• Exercise
Only the lines from the line containing "Enumerate this screenshot's" to the end of the entries, both included, belong in your answer, and each must match exactly.

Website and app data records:
##########

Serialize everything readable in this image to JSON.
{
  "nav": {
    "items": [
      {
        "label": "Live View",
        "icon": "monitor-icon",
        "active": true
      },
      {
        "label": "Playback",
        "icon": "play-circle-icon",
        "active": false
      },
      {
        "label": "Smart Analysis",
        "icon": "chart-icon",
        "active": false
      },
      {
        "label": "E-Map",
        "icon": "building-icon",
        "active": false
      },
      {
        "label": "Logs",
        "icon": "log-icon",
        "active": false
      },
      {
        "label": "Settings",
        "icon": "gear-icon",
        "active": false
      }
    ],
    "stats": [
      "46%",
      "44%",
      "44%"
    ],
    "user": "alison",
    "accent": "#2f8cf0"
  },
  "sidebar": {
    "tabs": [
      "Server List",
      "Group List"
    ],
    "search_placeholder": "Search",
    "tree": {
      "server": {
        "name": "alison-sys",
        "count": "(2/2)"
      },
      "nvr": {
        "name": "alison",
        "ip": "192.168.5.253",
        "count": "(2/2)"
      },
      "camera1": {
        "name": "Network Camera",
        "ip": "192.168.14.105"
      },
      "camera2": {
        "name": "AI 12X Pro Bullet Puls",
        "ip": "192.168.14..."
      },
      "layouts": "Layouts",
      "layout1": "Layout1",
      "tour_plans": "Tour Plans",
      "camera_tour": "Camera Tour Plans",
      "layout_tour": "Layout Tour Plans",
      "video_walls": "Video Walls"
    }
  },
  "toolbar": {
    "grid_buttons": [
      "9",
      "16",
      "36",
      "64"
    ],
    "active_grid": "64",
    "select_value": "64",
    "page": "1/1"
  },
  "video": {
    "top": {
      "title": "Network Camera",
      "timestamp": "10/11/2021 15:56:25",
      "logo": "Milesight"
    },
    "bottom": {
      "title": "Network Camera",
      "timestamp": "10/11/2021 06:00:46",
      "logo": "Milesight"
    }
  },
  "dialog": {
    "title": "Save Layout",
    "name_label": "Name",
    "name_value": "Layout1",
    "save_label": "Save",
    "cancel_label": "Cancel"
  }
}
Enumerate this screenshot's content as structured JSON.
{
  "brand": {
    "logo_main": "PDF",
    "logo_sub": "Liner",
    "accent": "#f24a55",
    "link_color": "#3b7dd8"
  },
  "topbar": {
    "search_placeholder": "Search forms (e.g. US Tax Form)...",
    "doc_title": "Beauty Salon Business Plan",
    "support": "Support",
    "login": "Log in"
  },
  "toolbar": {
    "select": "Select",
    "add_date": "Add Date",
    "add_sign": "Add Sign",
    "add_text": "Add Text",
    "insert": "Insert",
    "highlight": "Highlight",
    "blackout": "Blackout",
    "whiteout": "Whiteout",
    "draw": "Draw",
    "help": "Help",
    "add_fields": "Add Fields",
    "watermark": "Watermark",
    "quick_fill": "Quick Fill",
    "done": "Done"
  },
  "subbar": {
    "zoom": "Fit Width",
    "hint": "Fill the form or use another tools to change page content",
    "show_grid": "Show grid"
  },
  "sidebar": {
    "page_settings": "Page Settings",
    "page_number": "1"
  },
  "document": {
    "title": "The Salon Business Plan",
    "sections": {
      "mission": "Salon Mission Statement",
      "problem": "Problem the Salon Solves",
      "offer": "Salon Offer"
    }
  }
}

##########

• Exercise result
Enumerate this screenshot's content as structured JSON.
{
  "brand": {
    "logo_main": "PDF",
    "logo_sub": "Liner",
    "accent": "#f24a55",
    "link_color": "#3b7dd8"
  },
  "topbar": {
    "search_placeholder": "Search forms (e.g. US Tax Form)...",
    "doc_title": "Beauty Salon Business Plan",
    "support": "Support",
    "login": "Log in"
  },
  "toolbar": {
    "select": "Select",
    "add_date": "Add Date",
    "add_sign": "Add Sign",
    "add_text": "Add Text",
    "insert": "Insert",
    "highlight": "Highlight",
    "blackout": "Blackout",
    "whiteout": "Whiteout",
    "draw": "Draw",
    "help": "Help",
    "add_fields": "Add Fields",
    "watermark": "Watermark",
    "quick_fill": "Quick Fill",
    "done": "Done"
  },
  "subbar": {
    "zoom": "Fit Width",
    "hint": "Fill the form or use another tools to change page content",
    "show_grid": "Show grid"
  },
  "sidebar": {
    "page_settings": "Page Settings",
    "page_number": "1"
  },
  "document": {
    "title": "The Salon Business Plan",
    "sections": {
      "mission": "Salon Mission Statement",
      "problem": "Problem the Salon Solves",
      "offer": "Salon Offer"
    }
  }
}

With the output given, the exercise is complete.